Work to complete
Tell how many lines below include the word "PMID". Only the number should appear.

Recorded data
++++++

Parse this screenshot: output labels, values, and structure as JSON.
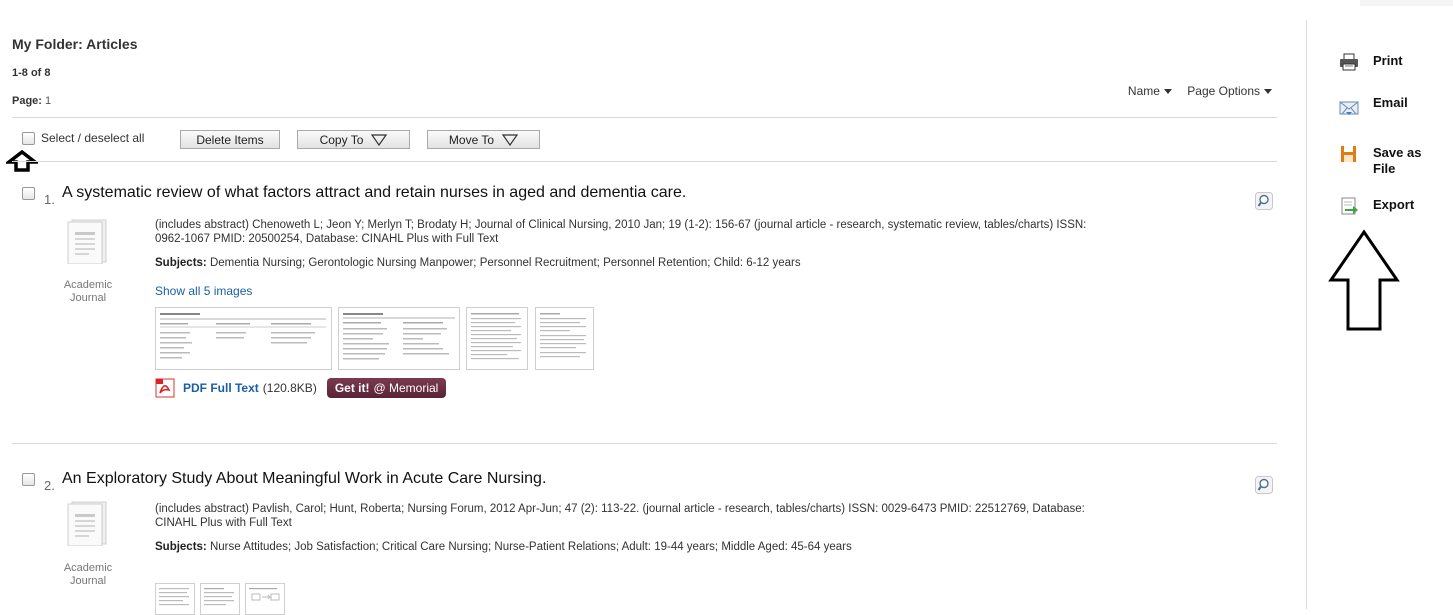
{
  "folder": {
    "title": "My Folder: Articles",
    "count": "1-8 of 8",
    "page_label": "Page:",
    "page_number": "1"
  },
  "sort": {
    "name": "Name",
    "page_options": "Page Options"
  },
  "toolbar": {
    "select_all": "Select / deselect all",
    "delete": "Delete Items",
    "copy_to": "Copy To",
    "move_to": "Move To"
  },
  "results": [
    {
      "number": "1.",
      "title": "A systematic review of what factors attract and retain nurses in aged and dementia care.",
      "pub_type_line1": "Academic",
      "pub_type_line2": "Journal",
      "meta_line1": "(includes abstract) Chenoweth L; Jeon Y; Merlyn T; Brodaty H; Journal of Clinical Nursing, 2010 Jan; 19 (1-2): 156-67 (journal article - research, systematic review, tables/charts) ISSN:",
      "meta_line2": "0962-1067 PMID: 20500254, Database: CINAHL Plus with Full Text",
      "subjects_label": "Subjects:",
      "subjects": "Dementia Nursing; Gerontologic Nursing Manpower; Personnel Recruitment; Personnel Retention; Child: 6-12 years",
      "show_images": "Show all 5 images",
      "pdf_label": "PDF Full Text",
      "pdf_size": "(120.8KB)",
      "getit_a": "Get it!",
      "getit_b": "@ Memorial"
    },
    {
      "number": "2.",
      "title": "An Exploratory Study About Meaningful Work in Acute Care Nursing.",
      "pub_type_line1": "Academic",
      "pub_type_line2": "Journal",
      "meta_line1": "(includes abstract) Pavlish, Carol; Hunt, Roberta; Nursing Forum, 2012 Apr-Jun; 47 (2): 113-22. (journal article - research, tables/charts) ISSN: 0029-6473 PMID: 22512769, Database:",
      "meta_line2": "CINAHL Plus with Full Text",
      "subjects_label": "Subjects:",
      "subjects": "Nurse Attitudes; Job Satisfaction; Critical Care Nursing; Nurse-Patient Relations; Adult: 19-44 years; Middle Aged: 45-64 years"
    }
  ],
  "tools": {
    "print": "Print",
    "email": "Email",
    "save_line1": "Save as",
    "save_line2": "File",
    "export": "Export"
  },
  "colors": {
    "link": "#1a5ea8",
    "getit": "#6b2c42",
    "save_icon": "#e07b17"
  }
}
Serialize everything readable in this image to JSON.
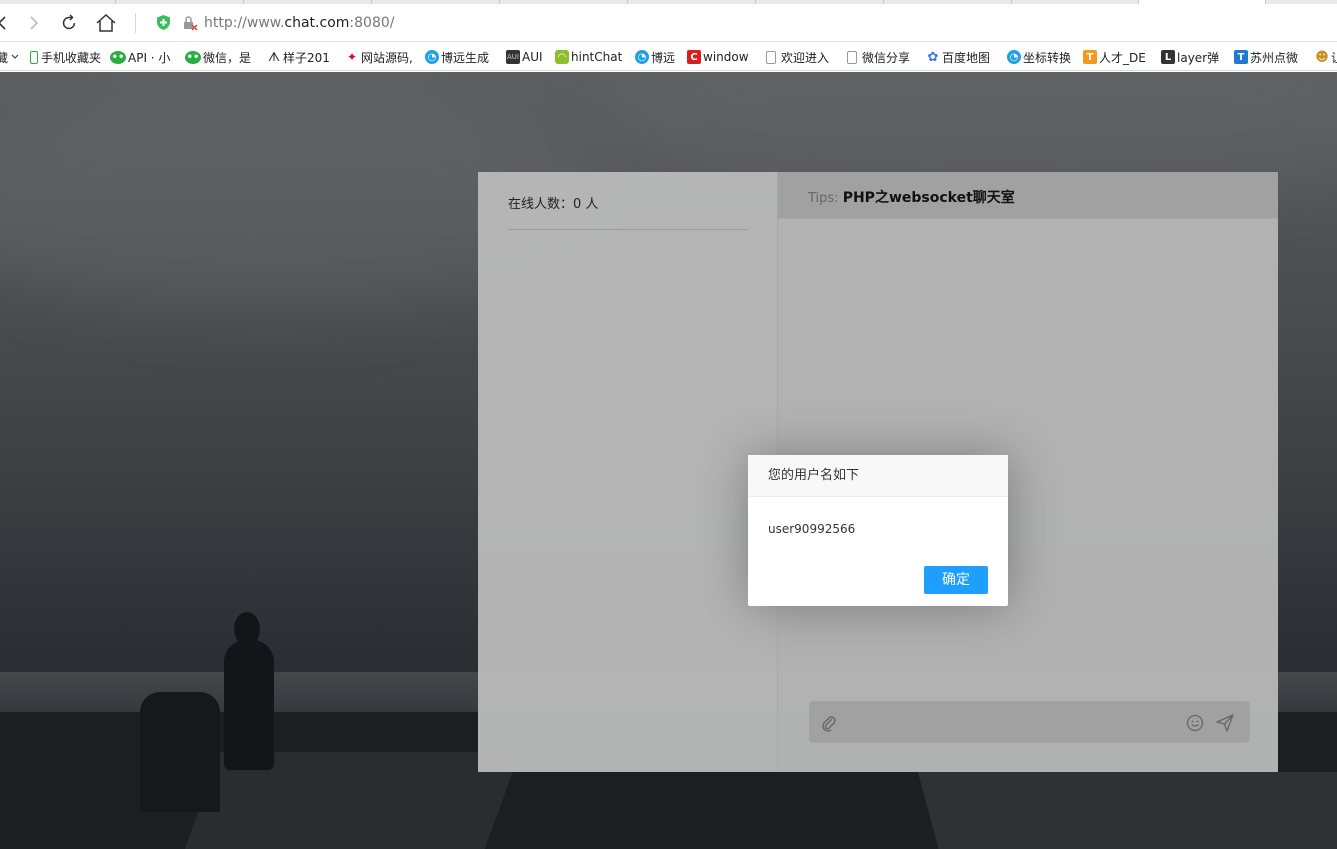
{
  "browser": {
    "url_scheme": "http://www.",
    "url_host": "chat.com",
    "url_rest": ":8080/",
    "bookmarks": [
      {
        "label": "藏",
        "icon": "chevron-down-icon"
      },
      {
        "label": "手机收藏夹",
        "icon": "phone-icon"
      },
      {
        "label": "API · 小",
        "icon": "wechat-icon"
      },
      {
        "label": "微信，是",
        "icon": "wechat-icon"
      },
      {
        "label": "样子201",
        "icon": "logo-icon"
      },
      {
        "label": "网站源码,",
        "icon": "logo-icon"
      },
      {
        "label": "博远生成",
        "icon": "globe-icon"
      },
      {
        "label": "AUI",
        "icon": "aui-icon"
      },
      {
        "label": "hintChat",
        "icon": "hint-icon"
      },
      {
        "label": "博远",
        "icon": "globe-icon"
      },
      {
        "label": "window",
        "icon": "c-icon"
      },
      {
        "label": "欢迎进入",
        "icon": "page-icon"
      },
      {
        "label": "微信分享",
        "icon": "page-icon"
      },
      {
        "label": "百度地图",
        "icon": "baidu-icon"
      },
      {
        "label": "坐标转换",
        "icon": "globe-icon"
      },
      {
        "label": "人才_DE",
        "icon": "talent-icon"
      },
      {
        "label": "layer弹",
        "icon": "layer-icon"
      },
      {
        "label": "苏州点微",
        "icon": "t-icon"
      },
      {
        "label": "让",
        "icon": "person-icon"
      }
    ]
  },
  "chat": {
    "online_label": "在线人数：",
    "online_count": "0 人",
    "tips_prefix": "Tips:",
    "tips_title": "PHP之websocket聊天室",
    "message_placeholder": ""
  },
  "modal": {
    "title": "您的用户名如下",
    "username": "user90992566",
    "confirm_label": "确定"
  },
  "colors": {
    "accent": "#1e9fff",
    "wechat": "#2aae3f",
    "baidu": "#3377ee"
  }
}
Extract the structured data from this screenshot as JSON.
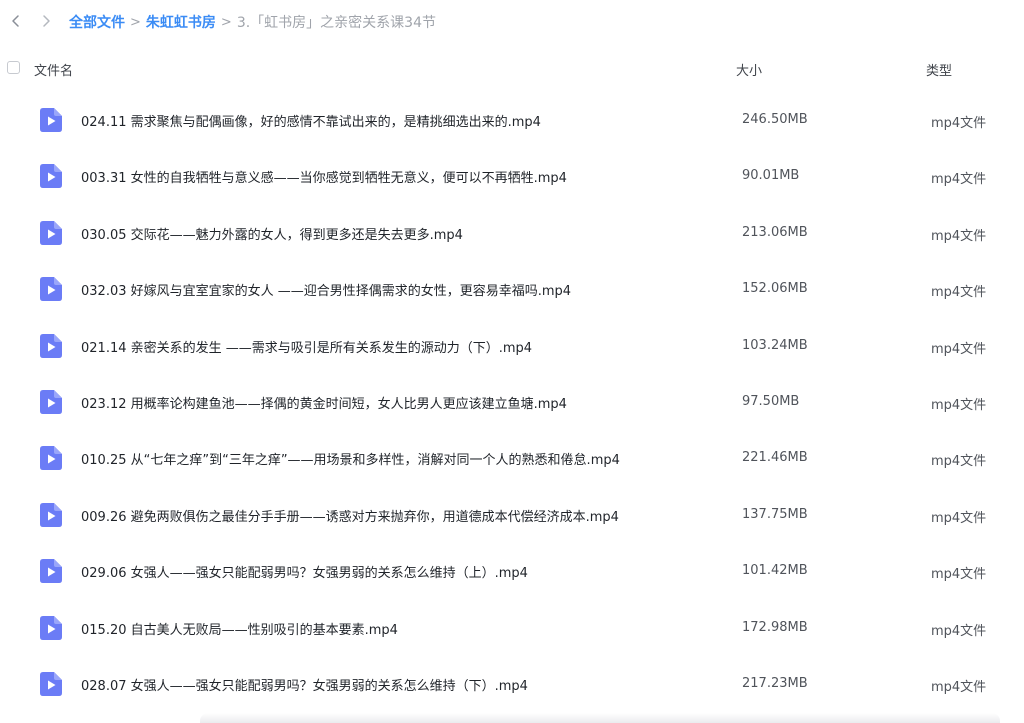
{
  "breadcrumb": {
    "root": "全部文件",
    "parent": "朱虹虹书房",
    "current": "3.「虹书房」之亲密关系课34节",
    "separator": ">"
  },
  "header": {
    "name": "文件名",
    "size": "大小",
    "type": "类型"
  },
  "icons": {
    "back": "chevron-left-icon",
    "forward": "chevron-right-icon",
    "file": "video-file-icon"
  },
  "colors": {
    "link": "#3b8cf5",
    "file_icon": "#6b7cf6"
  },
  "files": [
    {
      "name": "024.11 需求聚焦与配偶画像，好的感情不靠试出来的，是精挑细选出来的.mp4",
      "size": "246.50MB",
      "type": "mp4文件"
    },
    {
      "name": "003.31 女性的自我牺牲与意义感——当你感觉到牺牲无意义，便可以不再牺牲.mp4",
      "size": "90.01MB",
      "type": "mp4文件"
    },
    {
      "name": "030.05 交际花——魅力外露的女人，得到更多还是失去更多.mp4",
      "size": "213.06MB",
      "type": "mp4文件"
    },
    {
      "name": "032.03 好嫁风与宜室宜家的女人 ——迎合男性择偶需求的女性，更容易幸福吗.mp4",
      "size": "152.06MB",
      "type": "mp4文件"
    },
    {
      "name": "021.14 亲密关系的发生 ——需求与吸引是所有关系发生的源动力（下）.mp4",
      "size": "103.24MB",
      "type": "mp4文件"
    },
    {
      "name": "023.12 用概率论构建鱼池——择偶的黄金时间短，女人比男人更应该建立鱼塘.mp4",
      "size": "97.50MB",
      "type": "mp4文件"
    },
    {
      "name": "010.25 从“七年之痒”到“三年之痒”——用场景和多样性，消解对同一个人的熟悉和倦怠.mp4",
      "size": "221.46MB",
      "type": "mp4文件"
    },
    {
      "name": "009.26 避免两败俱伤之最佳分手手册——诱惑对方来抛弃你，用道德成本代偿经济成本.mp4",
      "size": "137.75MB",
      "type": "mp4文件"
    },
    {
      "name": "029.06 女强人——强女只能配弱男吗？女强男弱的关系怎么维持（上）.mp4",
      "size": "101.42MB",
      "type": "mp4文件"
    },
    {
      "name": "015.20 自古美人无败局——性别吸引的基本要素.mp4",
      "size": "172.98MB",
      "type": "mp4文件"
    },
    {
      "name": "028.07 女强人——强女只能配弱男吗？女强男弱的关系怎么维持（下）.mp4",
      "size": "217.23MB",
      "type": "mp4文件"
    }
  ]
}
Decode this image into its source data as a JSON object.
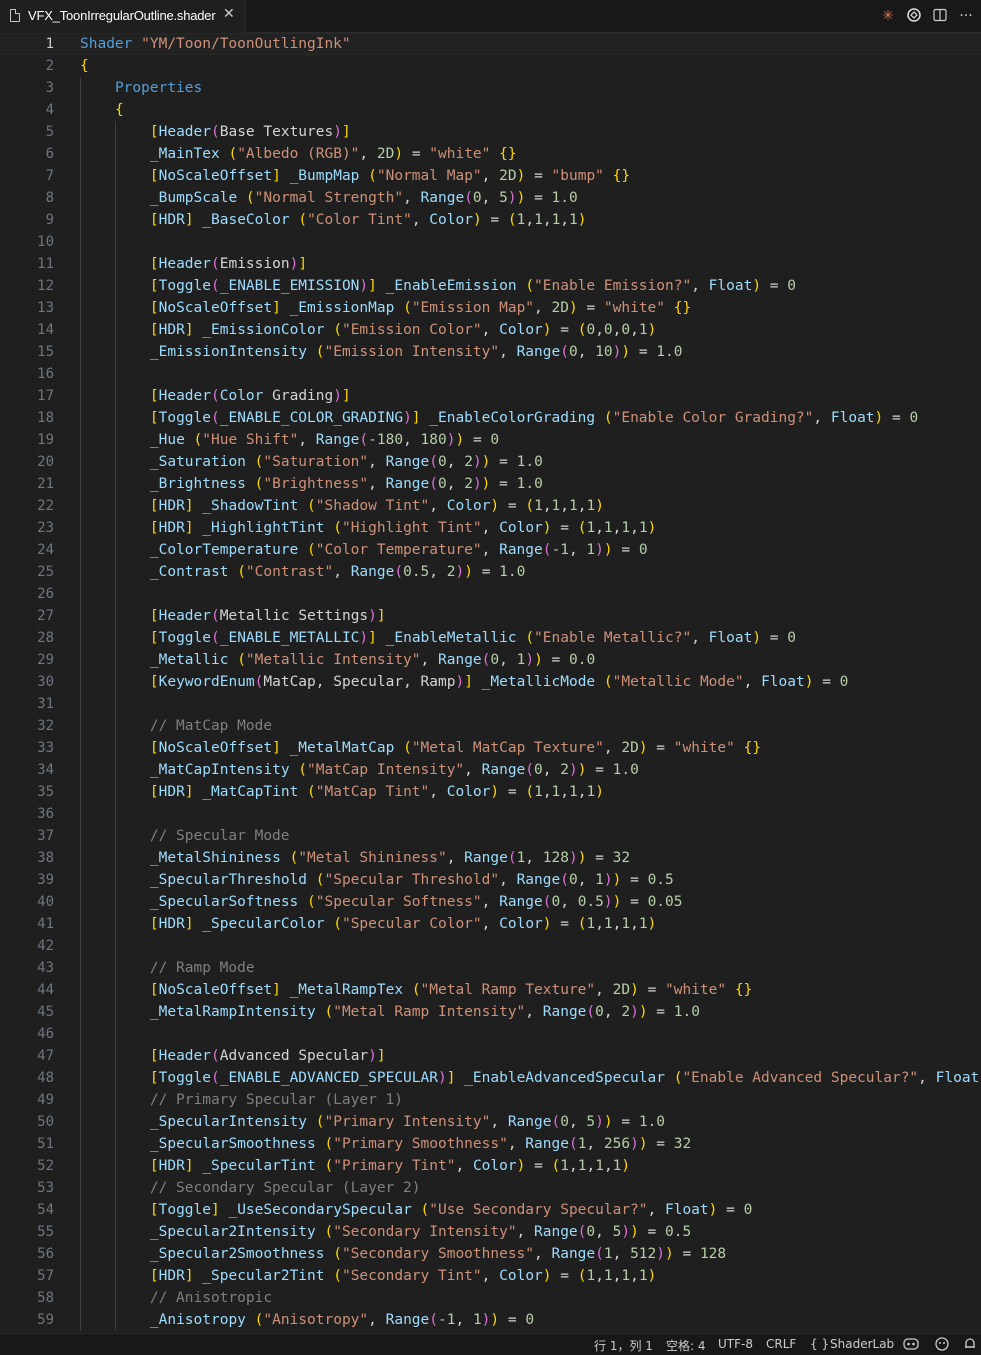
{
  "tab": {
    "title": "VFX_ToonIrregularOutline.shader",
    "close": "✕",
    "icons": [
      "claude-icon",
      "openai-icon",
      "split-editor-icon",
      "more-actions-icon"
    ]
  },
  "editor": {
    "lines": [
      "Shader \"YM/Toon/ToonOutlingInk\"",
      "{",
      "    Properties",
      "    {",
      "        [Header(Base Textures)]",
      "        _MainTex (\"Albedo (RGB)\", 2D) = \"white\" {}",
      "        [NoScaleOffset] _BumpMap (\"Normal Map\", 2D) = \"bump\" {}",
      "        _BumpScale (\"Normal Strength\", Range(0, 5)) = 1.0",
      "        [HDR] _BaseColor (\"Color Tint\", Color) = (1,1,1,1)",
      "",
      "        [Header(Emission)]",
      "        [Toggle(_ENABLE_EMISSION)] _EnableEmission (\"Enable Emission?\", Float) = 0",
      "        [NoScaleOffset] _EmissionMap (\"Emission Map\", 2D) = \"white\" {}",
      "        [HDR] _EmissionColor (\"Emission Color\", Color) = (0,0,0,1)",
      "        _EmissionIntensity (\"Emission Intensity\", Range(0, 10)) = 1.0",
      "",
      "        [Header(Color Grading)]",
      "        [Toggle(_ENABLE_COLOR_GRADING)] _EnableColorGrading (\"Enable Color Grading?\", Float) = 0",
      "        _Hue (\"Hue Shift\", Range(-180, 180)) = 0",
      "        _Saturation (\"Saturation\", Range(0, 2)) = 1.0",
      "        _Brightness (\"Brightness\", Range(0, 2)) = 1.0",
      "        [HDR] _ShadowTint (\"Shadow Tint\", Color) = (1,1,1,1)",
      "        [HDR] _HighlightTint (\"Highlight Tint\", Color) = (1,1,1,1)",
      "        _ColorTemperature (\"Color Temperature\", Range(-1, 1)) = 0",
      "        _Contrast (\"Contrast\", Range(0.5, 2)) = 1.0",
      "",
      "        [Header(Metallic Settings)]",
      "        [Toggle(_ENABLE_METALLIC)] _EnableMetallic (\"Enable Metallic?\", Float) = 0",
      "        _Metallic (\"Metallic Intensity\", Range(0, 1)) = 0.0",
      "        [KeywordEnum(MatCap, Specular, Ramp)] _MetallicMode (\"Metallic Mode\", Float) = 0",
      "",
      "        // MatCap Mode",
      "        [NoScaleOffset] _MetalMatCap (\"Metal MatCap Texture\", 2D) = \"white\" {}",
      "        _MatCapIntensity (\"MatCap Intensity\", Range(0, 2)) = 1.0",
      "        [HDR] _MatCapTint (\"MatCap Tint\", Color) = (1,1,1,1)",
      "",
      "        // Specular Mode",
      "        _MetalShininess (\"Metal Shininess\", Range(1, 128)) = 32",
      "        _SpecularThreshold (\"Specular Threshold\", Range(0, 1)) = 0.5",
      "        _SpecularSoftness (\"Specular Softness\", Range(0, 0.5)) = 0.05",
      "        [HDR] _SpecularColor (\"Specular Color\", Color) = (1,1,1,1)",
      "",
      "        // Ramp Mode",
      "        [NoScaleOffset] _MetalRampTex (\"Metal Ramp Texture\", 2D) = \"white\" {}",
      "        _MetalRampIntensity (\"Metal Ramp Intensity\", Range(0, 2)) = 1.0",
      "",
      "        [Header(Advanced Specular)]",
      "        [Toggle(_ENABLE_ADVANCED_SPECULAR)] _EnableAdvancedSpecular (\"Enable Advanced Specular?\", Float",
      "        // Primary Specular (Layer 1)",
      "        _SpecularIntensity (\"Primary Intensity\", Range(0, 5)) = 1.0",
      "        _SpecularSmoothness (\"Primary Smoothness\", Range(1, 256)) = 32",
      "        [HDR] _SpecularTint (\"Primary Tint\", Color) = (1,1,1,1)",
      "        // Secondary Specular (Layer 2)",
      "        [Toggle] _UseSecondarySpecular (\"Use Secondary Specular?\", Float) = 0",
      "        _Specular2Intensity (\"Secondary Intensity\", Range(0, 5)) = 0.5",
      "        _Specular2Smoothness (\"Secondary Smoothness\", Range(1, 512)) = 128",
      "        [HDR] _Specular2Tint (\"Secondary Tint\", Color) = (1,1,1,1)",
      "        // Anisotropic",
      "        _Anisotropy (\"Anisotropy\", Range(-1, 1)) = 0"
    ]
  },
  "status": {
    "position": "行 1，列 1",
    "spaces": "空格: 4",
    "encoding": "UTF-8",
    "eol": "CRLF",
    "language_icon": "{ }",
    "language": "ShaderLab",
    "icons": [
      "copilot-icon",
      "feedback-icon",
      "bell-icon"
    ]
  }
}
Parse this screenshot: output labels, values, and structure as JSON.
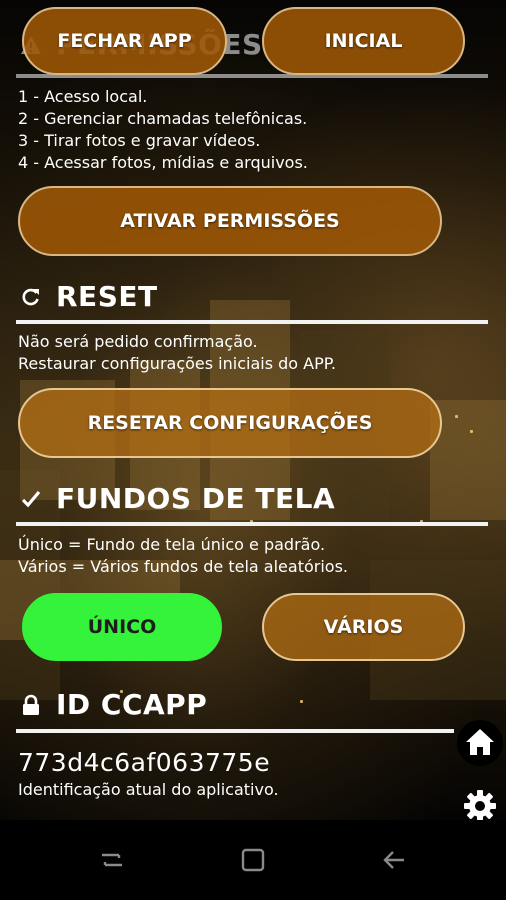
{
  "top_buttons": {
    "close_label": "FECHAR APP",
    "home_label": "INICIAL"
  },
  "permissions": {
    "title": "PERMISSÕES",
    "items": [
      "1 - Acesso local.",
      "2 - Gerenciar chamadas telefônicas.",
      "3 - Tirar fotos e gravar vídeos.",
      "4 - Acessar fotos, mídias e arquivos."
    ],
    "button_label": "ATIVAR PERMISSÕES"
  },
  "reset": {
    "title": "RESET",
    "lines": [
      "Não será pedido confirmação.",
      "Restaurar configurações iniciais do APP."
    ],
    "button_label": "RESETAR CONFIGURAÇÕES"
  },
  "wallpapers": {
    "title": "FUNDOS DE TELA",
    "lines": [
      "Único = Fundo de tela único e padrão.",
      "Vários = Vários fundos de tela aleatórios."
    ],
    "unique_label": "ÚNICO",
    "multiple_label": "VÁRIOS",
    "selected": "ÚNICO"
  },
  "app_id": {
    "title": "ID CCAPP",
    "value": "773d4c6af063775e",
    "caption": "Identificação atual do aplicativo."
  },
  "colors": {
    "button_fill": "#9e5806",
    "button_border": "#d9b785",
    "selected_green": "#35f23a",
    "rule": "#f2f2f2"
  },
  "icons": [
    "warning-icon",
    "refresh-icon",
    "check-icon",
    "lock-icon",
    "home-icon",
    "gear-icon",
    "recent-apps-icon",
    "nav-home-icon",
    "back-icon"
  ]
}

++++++

Solution
2